ASSIGNMENT:
Copy every record exactly, and keep the pictures out.

SUPPLIED DATA:
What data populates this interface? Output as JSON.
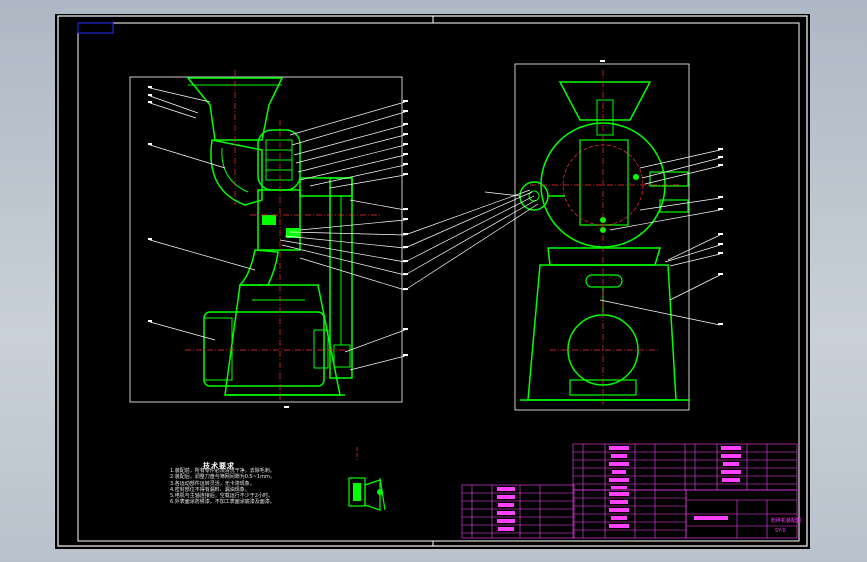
{
  "drawing": {
    "sheet_bg": "#000000",
    "colors": {
      "frame": "#ffffff",
      "outline": "#00ff00",
      "centerline": "#ff3030",
      "leader": "#ffffff",
      "label": "#ffffff",
      "titleblock": "#ff40ff",
      "margin_line": "#2030ff"
    },
    "tech_requirements": {
      "title": "技术要求",
      "lines": [
        "1.装配前，所有零件必须清洗干净，去除毛刺。",
        "2.装配后，调整刀盘与筛网间隙为0.5~1mm。",
        "3.各运动部件运转灵活，无卡滞现象。",
        "4.密封部位不得有漏料、漏油现象。",
        "5.电机与主轴连接后，空载运行不少于2小时。",
        "6.外表面涂防锈漆，不加工表面涂底漆及面漆。"
      ]
    },
    "title_block": {
      "name": "粉碎机装配图",
      "code": "SY-0"
    }
  }
}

PROBLEM SOLUTION:
What data populates this interface? Output as JSON.
{
  "drawing": {
    "sheet_bg": "#000000",
    "colors": {
      "frame": "#ffffff",
      "outline": "#00ff00",
      "centerline": "#ff3030",
      "leader": "#ffffff",
      "label": "#ffffff",
      "titleblock": "#ff40ff",
      "margin_line": "#2030ff"
    },
    "tech_requirements": {
      "title": "技术要求",
      "lines": [
        "1.装配前，所有零件必须清洗干净，去除毛刺。",
        "2.装配后，调整刀盘与筛网间隙为0.5~1mm。",
        "3.各运动部件运转灵活，无卡滞现象。",
        "4.密封部位不得有漏料、漏油现象。",
        "5.电机与主轴连接后，空载运行不少于2小时。",
        "6.外表面涂防锈漆，不加工表面涂底漆及面漆。"
      ]
    },
    "title_block": {
      "name": "粉碎机装配图",
      "code": "SY-0"
    }
  }
}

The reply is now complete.